Preventing Keratinocyte Carcinoma: 5-FU vs Imiquimod
No significant differences in 2- or 5-year cumulative risk for keratinocyte carcinomas was reported among participants treated with 5-FU compared with those treated with imiquimod.
Although the use of 5-fluorouracil (5-FU) has been shown to reduce the overall risk for keratinocyte carcinoma (KC) compared with imiquimod therapy, in a real-life practice setting of patients with actinic keratosis (AK), no significant differences in the short- or long-term risk for site-specific KCs have been observed with 5-FU compared with imiquimod treatment.
A retrospective, longitudinal cohort study was conducted among all Kaiser Permanente Northern California health plan members aged 18 years or older who had been diagnosed with an AK in 2007 and had filled a prescription for 5-FU or imiquimod. Cohort members were followed for the development of any subsequent KC (ie, any KC, any basal cell carcinoma, or any squamous cell carcinoma). Results of the study were published in the Journal of the American Academy of Dermatology.
The investigators sought to compare the effectiveness of 5-FU vs imiquimod for the prevention of KCs. A total of 5700 patients participated in the study; 5062 of patients had filled a prescription for 5-FU and 638 had filled a prescription for imiquimod. They used an intention-to-treat analysis that controlled for potential confounding variables to calculate 2- and 5-year risk differences for the development of KCs overall and in field-treated areas.

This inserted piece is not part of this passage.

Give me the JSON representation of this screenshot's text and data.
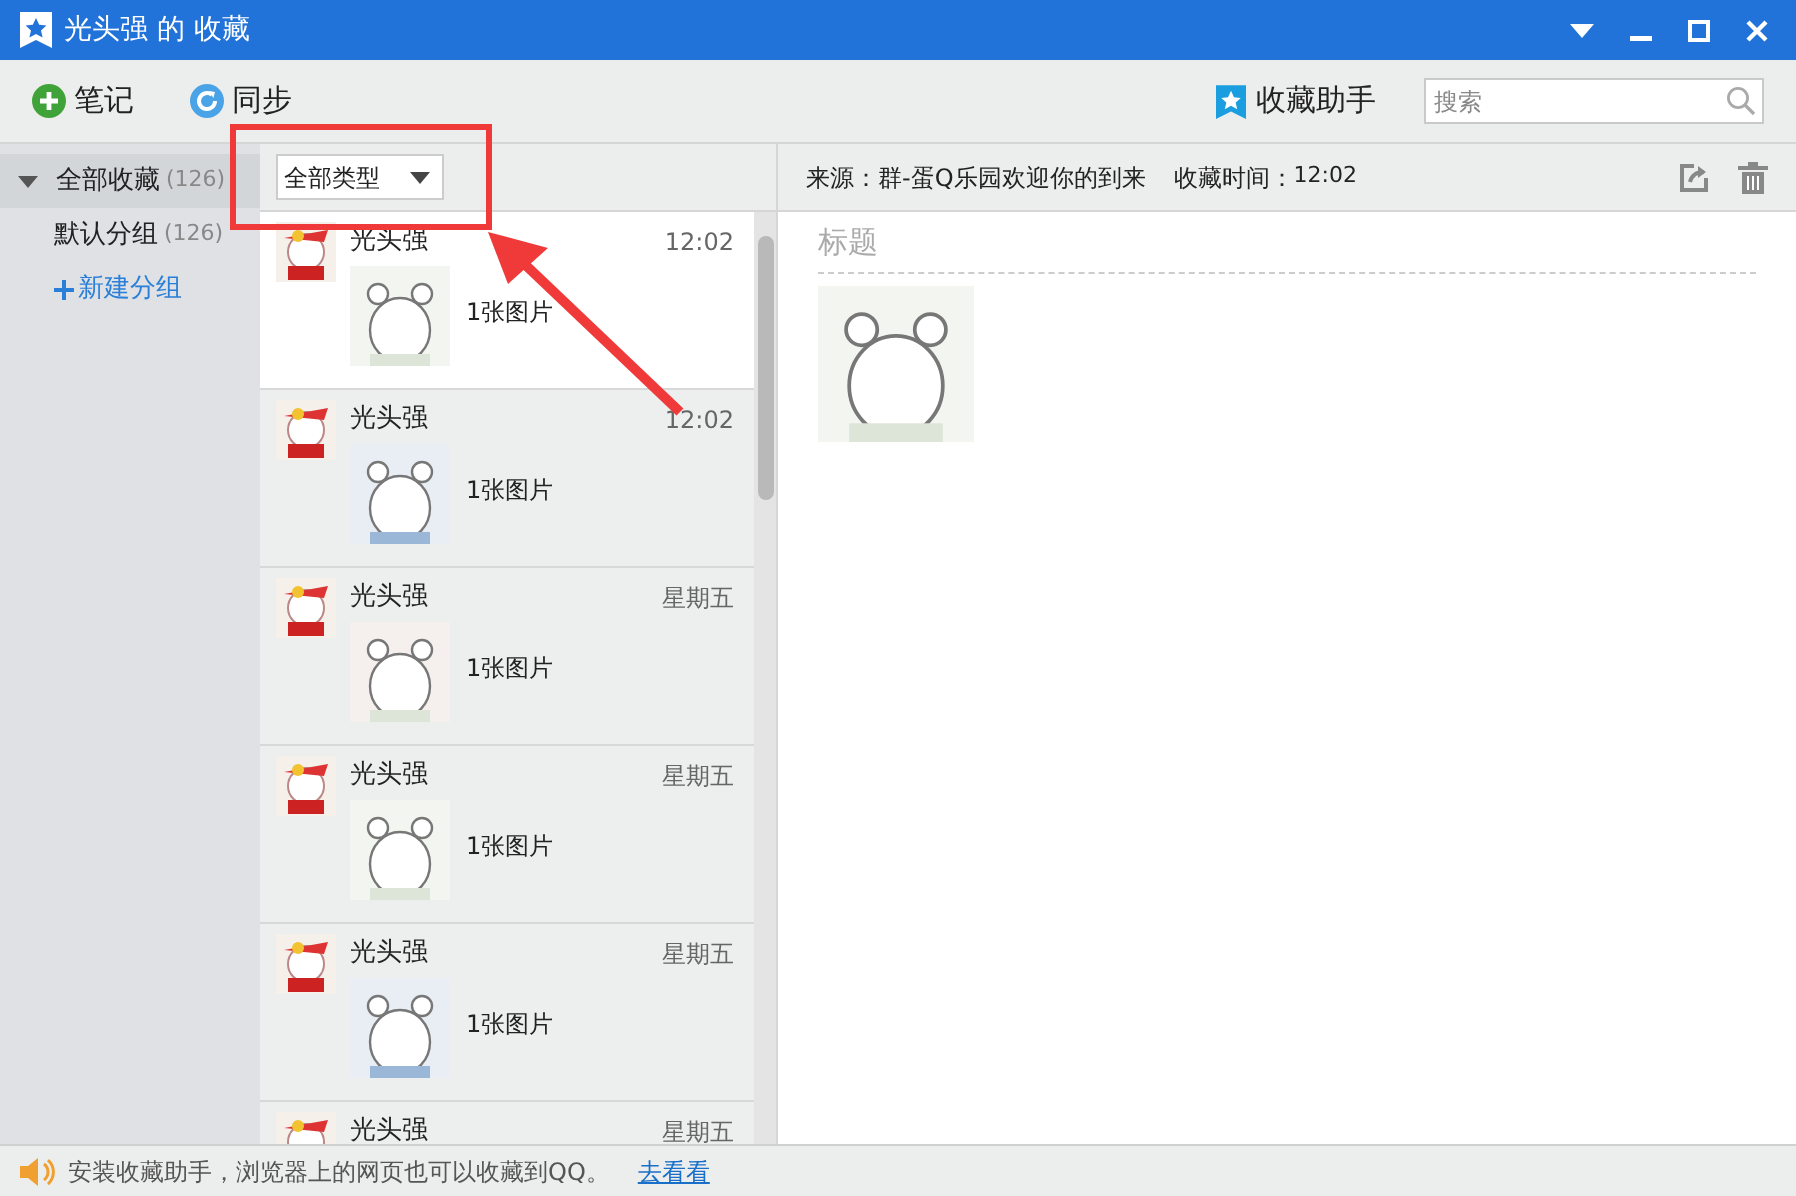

The use of 5-FU was associated with a statistically significantly decreased risk for the development of any KC compared with the use of imiquimod (adjusted hazard ratio [aHR] 0.86; 95% CI, 0.76-0.97). In contrast, no significant differences in risk were reported according to tumor subtype: (1) squamous cell carcinoma: aHR 0.89; 95% CI, 0.74-1.07; (2) basal cell carcinoma: aHR 0.87; 95% CI, 0.74-1.03; or (3) site-specific KC: aHR 0.96; 95% CI, 0.81-1.14. Moreover, no significant differences in 2- or 5-year cumulative risk for KC was reported among participants treated with 5-FU compared with those treated with imiquimod.
A major limitation of the study is that generalizability of the findings to other practice settings may be limited. A major strength of the analysis is the use of Kaiser Permanente Northern California's closed, prepaid, integrated healthcare system, which allowed for a real-world comparison of the efficacy of 5-FU and imiquimod within a well-characterized, stable population.
The investigators concluded that, in view of the burden that AKs pose to the healthcare system, including their high prevalence, significant cost, and potential for malignant progression, dermatologists should be aware of how available treatment options compare with respect to their effectiveness in the prevention of KCs.
Neugebauer R, Su KA, Zhu Z, et al. Comparative effectiveness of treatment of actinic keratosis with topical fluorouracil and imiquimod in the prevention of keratinocyte carcinoma: a cohort study [published online November 17, 2018]. J Am Acad Dermatol. doi: 10.1016/j.jaad.2018.11.024